== Study material ==
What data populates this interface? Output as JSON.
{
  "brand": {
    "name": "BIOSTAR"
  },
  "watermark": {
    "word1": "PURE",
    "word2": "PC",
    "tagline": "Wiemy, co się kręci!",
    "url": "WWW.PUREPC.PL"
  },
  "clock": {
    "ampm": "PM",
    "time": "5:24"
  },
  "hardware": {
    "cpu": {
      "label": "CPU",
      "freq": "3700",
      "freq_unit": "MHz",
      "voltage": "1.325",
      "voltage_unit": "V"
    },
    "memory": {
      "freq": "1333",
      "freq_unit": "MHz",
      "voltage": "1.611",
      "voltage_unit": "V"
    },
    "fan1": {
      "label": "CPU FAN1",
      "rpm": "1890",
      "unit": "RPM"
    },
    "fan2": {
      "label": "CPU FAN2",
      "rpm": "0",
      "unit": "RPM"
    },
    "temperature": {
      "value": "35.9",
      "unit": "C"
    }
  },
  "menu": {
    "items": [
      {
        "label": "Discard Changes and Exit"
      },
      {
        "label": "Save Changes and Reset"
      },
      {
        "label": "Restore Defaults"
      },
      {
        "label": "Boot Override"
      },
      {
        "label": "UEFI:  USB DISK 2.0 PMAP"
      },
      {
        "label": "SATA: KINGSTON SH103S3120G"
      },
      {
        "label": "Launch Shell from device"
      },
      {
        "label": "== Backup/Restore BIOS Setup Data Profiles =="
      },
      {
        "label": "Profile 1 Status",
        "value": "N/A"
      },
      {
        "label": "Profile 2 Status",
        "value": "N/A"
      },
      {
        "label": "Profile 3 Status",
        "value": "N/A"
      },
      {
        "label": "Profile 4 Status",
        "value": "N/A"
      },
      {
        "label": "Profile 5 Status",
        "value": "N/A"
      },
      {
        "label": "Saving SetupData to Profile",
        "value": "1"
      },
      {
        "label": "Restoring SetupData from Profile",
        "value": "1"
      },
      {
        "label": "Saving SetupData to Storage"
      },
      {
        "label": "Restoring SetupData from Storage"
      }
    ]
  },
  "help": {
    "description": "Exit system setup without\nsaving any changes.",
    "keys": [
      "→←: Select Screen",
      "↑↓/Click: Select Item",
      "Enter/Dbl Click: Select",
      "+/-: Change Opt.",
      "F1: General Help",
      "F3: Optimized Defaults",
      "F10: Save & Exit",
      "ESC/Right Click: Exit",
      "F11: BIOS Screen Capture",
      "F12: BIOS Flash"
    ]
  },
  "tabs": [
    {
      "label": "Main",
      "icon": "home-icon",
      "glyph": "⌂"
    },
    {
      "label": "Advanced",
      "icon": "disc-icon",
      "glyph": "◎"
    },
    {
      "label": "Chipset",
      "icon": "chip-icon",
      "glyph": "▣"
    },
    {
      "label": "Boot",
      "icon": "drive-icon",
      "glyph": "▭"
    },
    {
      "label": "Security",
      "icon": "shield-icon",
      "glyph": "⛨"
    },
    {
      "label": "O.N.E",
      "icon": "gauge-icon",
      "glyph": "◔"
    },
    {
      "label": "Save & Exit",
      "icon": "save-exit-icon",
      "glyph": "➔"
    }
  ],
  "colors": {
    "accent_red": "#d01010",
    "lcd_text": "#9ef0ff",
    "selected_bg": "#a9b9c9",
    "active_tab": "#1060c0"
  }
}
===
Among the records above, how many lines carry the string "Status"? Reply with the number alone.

_Answer box:_
5